GIVEN DATA -
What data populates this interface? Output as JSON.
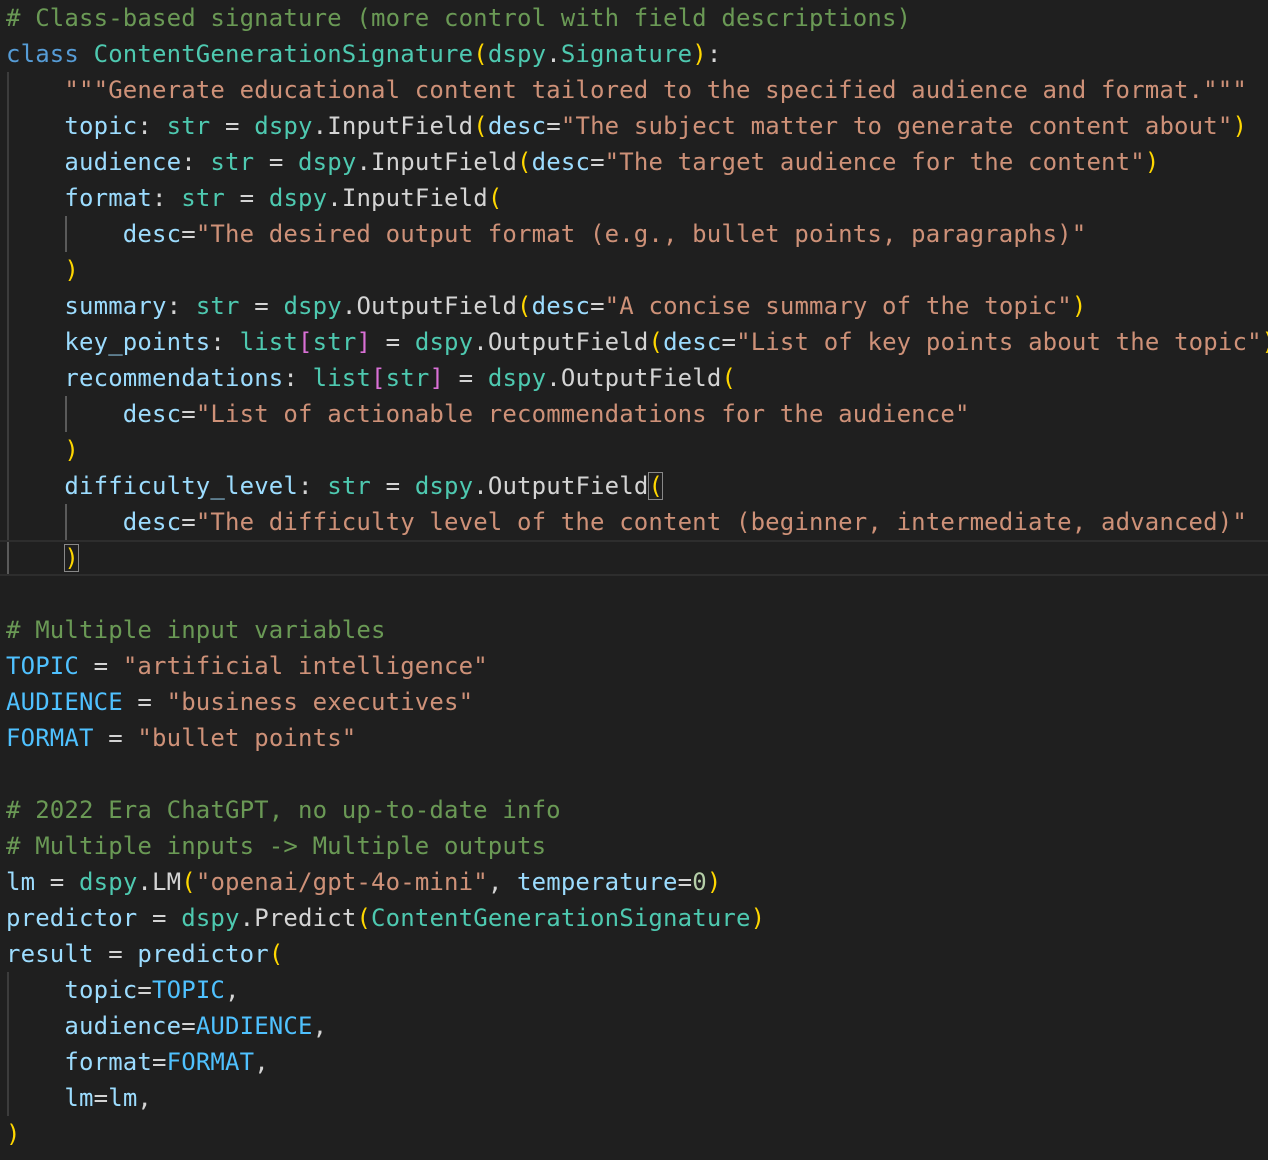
{
  "editor": {
    "language": "python",
    "colors": {
      "background": "#1f1f1f",
      "comment": "#6a9955",
      "keyword": "#569cd6",
      "class": "#4ec9b0",
      "variable": "#9cdcfe",
      "constant": "#4fc1ff",
      "string": "#ce9178",
      "number": "#b5cea8",
      "function": "#dcdcaa",
      "paren": "#ffd700",
      "bracket": "#da70d6",
      "plain": "#d4d4d4"
    },
    "lines": [
      {
        "guides": [],
        "tokens": [
          {
            "t": "comment",
            "v": "# Class-based signature (more control with field descriptions)"
          }
        ]
      },
      {
        "guides": [],
        "tokens": [
          {
            "t": "keyword",
            "v": "class"
          },
          {
            "t": "plain",
            "v": " "
          },
          {
            "t": "class",
            "v": "ContentGenerationSignature"
          },
          {
            "t": "paren",
            "v": "("
          },
          {
            "t": "class",
            "v": "dspy"
          },
          {
            "t": "plain",
            "v": "."
          },
          {
            "t": "class",
            "v": "Signature"
          },
          {
            "t": "paren",
            "v": ")"
          },
          {
            "t": "plain",
            "v": ":"
          }
        ]
      },
      {
        "guides": [
          1
        ],
        "tokens": [
          {
            "t": "plain",
            "v": "    "
          },
          {
            "t": "string",
            "v": "\"\"\"Generate educational content tailored to the specified audience and format.\"\"\""
          }
        ]
      },
      {
        "guides": [
          1
        ],
        "tokens": [
          {
            "t": "plain",
            "v": "    "
          },
          {
            "t": "var",
            "v": "topic"
          },
          {
            "t": "plain",
            "v": ": "
          },
          {
            "t": "class",
            "v": "str"
          },
          {
            "t": "plain",
            "v": " = "
          },
          {
            "t": "class",
            "v": "dspy"
          },
          {
            "t": "plain",
            "v": "."
          },
          {
            "t": "plain",
            "v": "InputField"
          },
          {
            "t": "paren",
            "v": "("
          },
          {
            "t": "var",
            "v": "desc"
          },
          {
            "t": "plain",
            "v": "="
          },
          {
            "t": "string",
            "v": "\"The subject matter to generate content about\""
          },
          {
            "t": "paren",
            "v": ")"
          }
        ]
      },
      {
        "guides": [
          1
        ],
        "tokens": [
          {
            "t": "plain",
            "v": "    "
          },
          {
            "t": "var",
            "v": "audience"
          },
          {
            "t": "plain",
            "v": ": "
          },
          {
            "t": "class",
            "v": "str"
          },
          {
            "t": "plain",
            "v": " = "
          },
          {
            "t": "class",
            "v": "dspy"
          },
          {
            "t": "plain",
            "v": "."
          },
          {
            "t": "plain",
            "v": "InputField"
          },
          {
            "t": "paren",
            "v": "("
          },
          {
            "t": "var",
            "v": "desc"
          },
          {
            "t": "plain",
            "v": "="
          },
          {
            "t": "string",
            "v": "\"The target audience for the content\""
          },
          {
            "t": "paren",
            "v": ")"
          }
        ]
      },
      {
        "guides": [
          1
        ],
        "tokens": [
          {
            "t": "plain",
            "v": "    "
          },
          {
            "t": "var",
            "v": "format"
          },
          {
            "t": "plain",
            "v": ": "
          },
          {
            "t": "class",
            "v": "str"
          },
          {
            "t": "plain",
            "v": " = "
          },
          {
            "t": "class",
            "v": "dspy"
          },
          {
            "t": "plain",
            "v": "."
          },
          {
            "t": "plain",
            "v": "InputField"
          },
          {
            "t": "paren",
            "v": "("
          }
        ]
      },
      {
        "guides": [
          1,
          2
        ],
        "tokens": [
          {
            "t": "plain",
            "v": "        "
          },
          {
            "t": "var",
            "v": "desc"
          },
          {
            "t": "plain",
            "v": "="
          },
          {
            "t": "string",
            "v": "\"The desired output format (e.g., bullet points, paragraphs)\""
          }
        ]
      },
      {
        "guides": [
          1
        ],
        "tokens": [
          {
            "t": "plain",
            "v": "    "
          },
          {
            "t": "paren",
            "v": ")"
          }
        ]
      },
      {
        "guides": [
          1
        ],
        "tokens": [
          {
            "t": "plain",
            "v": "    "
          },
          {
            "t": "var",
            "v": "summary"
          },
          {
            "t": "plain",
            "v": ": "
          },
          {
            "t": "class",
            "v": "str"
          },
          {
            "t": "plain",
            "v": " = "
          },
          {
            "t": "class",
            "v": "dspy"
          },
          {
            "t": "plain",
            "v": "."
          },
          {
            "t": "plain",
            "v": "OutputField"
          },
          {
            "t": "paren",
            "v": "("
          },
          {
            "t": "var",
            "v": "desc"
          },
          {
            "t": "plain",
            "v": "="
          },
          {
            "t": "string",
            "v": "\"A concise summary of the topic\""
          },
          {
            "t": "paren",
            "v": ")"
          }
        ]
      },
      {
        "guides": [
          1
        ],
        "tokens": [
          {
            "t": "plain",
            "v": "    "
          },
          {
            "t": "var",
            "v": "key_points"
          },
          {
            "t": "plain",
            "v": ": "
          },
          {
            "t": "class",
            "v": "list"
          },
          {
            "t": "bracket",
            "v": "["
          },
          {
            "t": "class",
            "v": "str"
          },
          {
            "t": "bracket",
            "v": "]"
          },
          {
            "t": "plain",
            "v": " = "
          },
          {
            "t": "class",
            "v": "dspy"
          },
          {
            "t": "plain",
            "v": "."
          },
          {
            "t": "plain",
            "v": "OutputField"
          },
          {
            "t": "paren",
            "v": "("
          },
          {
            "t": "var",
            "v": "desc"
          },
          {
            "t": "plain",
            "v": "="
          },
          {
            "t": "string",
            "v": "\"List of key points about the topic\""
          },
          {
            "t": "paren",
            "v": ")"
          }
        ]
      },
      {
        "guides": [
          1
        ],
        "tokens": [
          {
            "t": "plain",
            "v": "    "
          },
          {
            "t": "var",
            "v": "recommendations"
          },
          {
            "t": "plain",
            "v": ": "
          },
          {
            "t": "class",
            "v": "list"
          },
          {
            "t": "bracket",
            "v": "["
          },
          {
            "t": "class",
            "v": "str"
          },
          {
            "t": "bracket",
            "v": "]"
          },
          {
            "t": "plain",
            "v": " = "
          },
          {
            "t": "class",
            "v": "dspy"
          },
          {
            "t": "plain",
            "v": "."
          },
          {
            "t": "plain",
            "v": "OutputField"
          },
          {
            "t": "paren",
            "v": "("
          }
        ]
      },
      {
        "guides": [
          1,
          2
        ],
        "tokens": [
          {
            "t": "plain",
            "v": "        "
          },
          {
            "t": "var",
            "v": "desc"
          },
          {
            "t": "plain",
            "v": "="
          },
          {
            "t": "string",
            "v": "\"List of actionable recommendations for the audience\""
          }
        ]
      },
      {
        "guides": [
          1
        ],
        "tokens": [
          {
            "t": "plain",
            "v": "    "
          },
          {
            "t": "paren",
            "v": ")"
          }
        ]
      },
      {
        "guides": [
          1
        ],
        "tokens": [
          {
            "t": "plain",
            "v": "    "
          },
          {
            "t": "var",
            "v": "difficulty_level"
          },
          {
            "t": "plain",
            "v": ": "
          },
          {
            "t": "class",
            "v": "str"
          },
          {
            "t": "plain",
            "v": " = "
          },
          {
            "t": "class",
            "v": "dspy"
          },
          {
            "t": "plain",
            "v": "."
          },
          {
            "t": "plain",
            "v": "OutputField"
          },
          {
            "t": "paren",
            "v": "(",
            "match": true
          }
        ]
      },
      {
        "guides": [
          1,
          2
        ],
        "tokens": [
          {
            "t": "plain",
            "v": "        "
          },
          {
            "t": "var",
            "v": "desc"
          },
          {
            "t": "plain",
            "v": "="
          },
          {
            "t": "string",
            "v": "\"The difficulty level of the content (beginner, intermediate, advanced)\""
          }
        ]
      },
      {
        "guides": [
          1
        ],
        "current": true,
        "tokens": [
          {
            "t": "plain",
            "v": "    "
          },
          {
            "t": "paren",
            "v": ")",
            "match": true
          }
        ]
      },
      {
        "guides": [],
        "tokens": []
      },
      {
        "guides": [],
        "tokens": [
          {
            "t": "comment",
            "v": "# Multiple input variables"
          }
        ]
      },
      {
        "guides": [],
        "tokens": [
          {
            "t": "const",
            "v": "TOPIC"
          },
          {
            "t": "plain",
            "v": " = "
          },
          {
            "t": "string",
            "v": "\"artificial intelligence\""
          }
        ]
      },
      {
        "guides": [],
        "tokens": [
          {
            "t": "const",
            "v": "AUDIENCE"
          },
          {
            "t": "plain",
            "v": " = "
          },
          {
            "t": "string",
            "v": "\"business executives\""
          }
        ]
      },
      {
        "guides": [],
        "tokens": [
          {
            "t": "const",
            "v": "FORMAT"
          },
          {
            "t": "plain",
            "v": " = "
          },
          {
            "t": "string",
            "v": "\"bullet points\""
          }
        ]
      },
      {
        "guides": [],
        "tokens": []
      },
      {
        "guides": [],
        "tokens": [
          {
            "t": "comment",
            "v": "# 2022 Era ChatGPT, no up-to-date info"
          }
        ]
      },
      {
        "guides": [],
        "tokens": [
          {
            "t": "comment",
            "v": "# Multiple inputs -> Multiple outputs"
          }
        ]
      },
      {
        "guides": [],
        "tokens": [
          {
            "t": "var",
            "v": "lm"
          },
          {
            "t": "plain",
            "v": " = "
          },
          {
            "t": "class",
            "v": "dspy"
          },
          {
            "t": "plain",
            "v": "."
          },
          {
            "t": "plain",
            "v": "LM"
          },
          {
            "t": "paren",
            "v": "("
          },
          {
            "t": "string",
            "v": "\"openai/gpt-4o-mini\""
          },
          {
            "t": "plain",
            "v": ", "
          },
          {
            "t": "var",
            "v": "temperature"
          },
          {
            "t": "plain",
            "v": "="
          },
          {
            "t": "number",
            "v": "0"
          },
          {
            "t": "paren",
            "v": ")"
          }
        ]
      },
      {
        "guides": [],
        "tokens": [
          {
            "t": "var",
            "v": "predictor"
          },
          {
            "t": "plain",
            "v": " = "
          },
          {
            "t": "class",
            "v": "dspy"
          },
          {
            "t": "plain",
            "v": "."
          },
          {
            "t": "plain",
            "v": "Predict"
          },
          {
            "t": "paren",
            "v": "("
          },
          {
            "t": "class",
            "v": "ContentGenerationSignature"
          },
          {
            "t": "paren",
            "v": ")"
          }
        ]
      },
      {
        "guides": [],
        "tokens": [
          {
            "t": "var",
            "v": "result"
          },
          {
            "t": "plain",
            "v": " = "
          },
          {
            "t": "var",
            "v": "predictor"
          },
          {
            "t": "paren",
            "v": "("
          }
        ]
      },
      {
        "guides": [
          1
        ],
        "tokens": [
          {
            "t": "plain",
            "v": "    "
          },
          {
            "t": "var",
            "v": "topic"
          },
          {
            "t": "plain",
            "v": "="
          },
          {
            "t": "const",
            "v": "TOPIC"
          },
          {
            "t": "plain",
            "v": ","
          }
        ]
      },
      {
        "guides": [
          1
        ],
        "tokens": [
          {
            "t": "plain",
            "v": "    "
          },
          {
            "t": "var",
            "v": "audience"
          },
          {
            "t": "plain",
            "v": "="
          },
          {
            "t": "const",
            "v": "AUDIENCE"
          },
          {
            "t": "plain",
            "v": ","
          }
        ]
      },
      {
        "guides": [
          1
        ],
        "tokens": [
          {
            "t": "plain",
            "v": "    "
          },
          {
            "t": "var",
            "v": "format"
          },
          {
            "t": "plain",
            "v": "="
          },
          {
            "t": "const",
            "v": "FORMAT"
          },
          {
            "t": "plain",
            "v": ","
          }
        ]
      },
      {
        "guides": [
          1
        ],
        "tokens": [
          {
            "t": "plain",
            "v": "    "
          },
          {
            "t": "var",
            "v": "lm"
          },
          {
            "t": "plain",
            "v": "="
          },
          {
            "t": "var",
            "v": "lm"
          },
          {
            "t": "plain",
            "v": ","
          }
        ]
      },
      {
        "guides": [],
        "tokens": [
          {
            "t": "paren",
            "v": ")"
          }
        ]
      }
    ]
  }
}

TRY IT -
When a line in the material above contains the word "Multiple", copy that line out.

PROBLEM SOLUTION -
            "v": "# Multiple input variables"
            "v": "# Multiple inputs -> Multiple outputs"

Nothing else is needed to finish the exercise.